Wednesday, June 9, 2010

Tibetan Terrier Grows Red Bump in One Day

I hope you're not like PaPa. That's Grammy Jill's husband. If you are don't read this article. You see PaPa is always scouring the internet for health information, life-extending supplements and the like. As a result, he has incorrectly self-diagnosed hundreds of life threatening ailments. I mean who needs a personal physician anymore. Right?

So, IF YOU"RE AT ALL LIKE PAPA DON"T READ ANY FURTHER. I found the following article on VirtuaVet and it scared the bejesus out of me.

A two-year-old Tibetan Terrier beauty rescued from the pound when she was one, Lucy was the pride of her pappa’s life.

“Doctor,” whispered her concerned human,”Lucy has this mass, this growth, this…thing on her nose. There was nothing, and them suddenly, there it was. I hope it’s nothing bad.”

This is a difficult moment in any pet parent’s life. You’ve noticed a mass. You ponder how it came to be. You hope you can think of a “good” reason for the lump.

“The cat scratched Lucy two weeks ago when they were playing. Maybe it’s an infection?” said the dad.

“Don’t tell me it’s anything bad.”

You know some things are bad. Cancer, for one. You can’t imagine what could grow on your dog and be okay.

“Maybe it’s allergy. She went to a new dog park. Maybe she caught something. Maybe she needs antibiotics,” said Lucy’s dad hopefully.

Every veterinarian already knows what this bump probably is based on a description over the telephone. A raised pink to red round topped lump, no fur, growing on the nose of a young dog.

-mast cell tumor
-papilloma virus lump
-if the description is off, infection, hive, bug bite
-or, my favorite- histiocytoma (pronounced: his tee oh sigh toe ma)

A quick aspirate cytology, a procedure involving a needle stuck into the lump, and the cell sample placed on a glass slide, dried, stained, and analyzed under the microscope, diagnoses the lump.

“Great news! Lucy grew a histiocytoma,” said Doc Truli.

“That sounds bad, Doctor. Will she be okay?”

Histicytomas grow suddenly when immune cells called histiocytes accumulate in a clump. No one knows why. But we do know that the histiocytoma will go away on its own in about two weeks.

“That lump will crack off and leave a bald spot in about two weeks. Then it will heal over completely,” said Doc Truli.
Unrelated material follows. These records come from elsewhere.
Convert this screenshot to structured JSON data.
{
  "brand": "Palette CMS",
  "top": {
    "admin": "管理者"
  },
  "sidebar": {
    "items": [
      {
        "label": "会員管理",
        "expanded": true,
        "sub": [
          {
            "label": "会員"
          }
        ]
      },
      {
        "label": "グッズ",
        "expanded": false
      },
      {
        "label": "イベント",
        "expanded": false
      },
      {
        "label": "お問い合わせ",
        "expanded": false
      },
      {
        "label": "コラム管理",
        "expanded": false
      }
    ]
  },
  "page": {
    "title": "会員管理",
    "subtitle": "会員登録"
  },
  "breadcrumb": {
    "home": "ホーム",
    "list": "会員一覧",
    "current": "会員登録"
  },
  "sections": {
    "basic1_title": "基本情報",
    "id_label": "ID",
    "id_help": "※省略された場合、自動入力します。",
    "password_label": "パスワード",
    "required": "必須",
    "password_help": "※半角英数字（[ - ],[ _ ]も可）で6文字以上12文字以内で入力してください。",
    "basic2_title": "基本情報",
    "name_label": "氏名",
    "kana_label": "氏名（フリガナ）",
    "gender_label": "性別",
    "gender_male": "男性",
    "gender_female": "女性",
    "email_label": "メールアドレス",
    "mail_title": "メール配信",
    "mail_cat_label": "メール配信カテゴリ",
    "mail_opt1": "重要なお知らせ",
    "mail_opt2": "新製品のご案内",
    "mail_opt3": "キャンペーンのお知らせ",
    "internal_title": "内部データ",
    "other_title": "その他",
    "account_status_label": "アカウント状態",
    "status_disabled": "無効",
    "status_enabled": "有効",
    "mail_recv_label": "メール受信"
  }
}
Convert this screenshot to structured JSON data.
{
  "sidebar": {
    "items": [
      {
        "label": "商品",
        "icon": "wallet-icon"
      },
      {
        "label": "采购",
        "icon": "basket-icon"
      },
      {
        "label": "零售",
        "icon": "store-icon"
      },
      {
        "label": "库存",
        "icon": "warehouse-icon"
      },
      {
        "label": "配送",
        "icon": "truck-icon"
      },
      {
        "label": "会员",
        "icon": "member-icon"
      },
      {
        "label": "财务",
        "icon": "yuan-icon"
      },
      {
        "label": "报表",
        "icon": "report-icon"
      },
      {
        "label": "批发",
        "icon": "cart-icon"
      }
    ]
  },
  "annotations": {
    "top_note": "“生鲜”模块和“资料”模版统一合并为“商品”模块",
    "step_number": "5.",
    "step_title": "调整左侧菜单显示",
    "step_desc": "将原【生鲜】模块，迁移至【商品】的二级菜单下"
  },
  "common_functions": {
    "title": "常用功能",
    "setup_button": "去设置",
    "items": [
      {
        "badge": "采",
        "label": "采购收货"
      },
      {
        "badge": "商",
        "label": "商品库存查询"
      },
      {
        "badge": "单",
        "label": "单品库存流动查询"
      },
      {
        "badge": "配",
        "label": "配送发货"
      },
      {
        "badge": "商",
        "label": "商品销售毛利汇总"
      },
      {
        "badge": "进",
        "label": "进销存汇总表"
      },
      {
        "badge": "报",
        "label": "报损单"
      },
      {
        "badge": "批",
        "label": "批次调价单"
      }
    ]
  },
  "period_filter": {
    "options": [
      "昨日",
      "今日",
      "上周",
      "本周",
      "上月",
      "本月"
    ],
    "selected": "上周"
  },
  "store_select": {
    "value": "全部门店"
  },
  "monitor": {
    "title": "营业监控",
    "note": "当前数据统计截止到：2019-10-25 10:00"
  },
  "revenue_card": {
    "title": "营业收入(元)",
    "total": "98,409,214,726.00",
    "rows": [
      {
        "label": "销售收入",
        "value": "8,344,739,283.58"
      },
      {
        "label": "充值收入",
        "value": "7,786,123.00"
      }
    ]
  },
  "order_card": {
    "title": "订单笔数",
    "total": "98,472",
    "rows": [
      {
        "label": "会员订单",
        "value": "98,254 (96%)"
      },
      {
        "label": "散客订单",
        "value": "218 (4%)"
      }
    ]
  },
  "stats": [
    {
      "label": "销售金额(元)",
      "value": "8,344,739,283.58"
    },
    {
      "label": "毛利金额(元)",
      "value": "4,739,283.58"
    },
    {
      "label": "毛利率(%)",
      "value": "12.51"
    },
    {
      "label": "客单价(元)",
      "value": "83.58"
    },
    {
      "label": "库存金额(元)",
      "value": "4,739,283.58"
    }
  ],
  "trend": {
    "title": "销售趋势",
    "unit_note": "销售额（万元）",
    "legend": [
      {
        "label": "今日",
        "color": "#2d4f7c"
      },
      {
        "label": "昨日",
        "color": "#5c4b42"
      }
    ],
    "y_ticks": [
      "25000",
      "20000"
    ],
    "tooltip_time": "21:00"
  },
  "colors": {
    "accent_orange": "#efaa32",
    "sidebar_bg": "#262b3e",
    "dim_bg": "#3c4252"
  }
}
“Are you sure Lucy doesn’t need surgery?”

“This is one situation where a little inexpensive test at the vet’s saves you lots of worry,” said Doc Truli.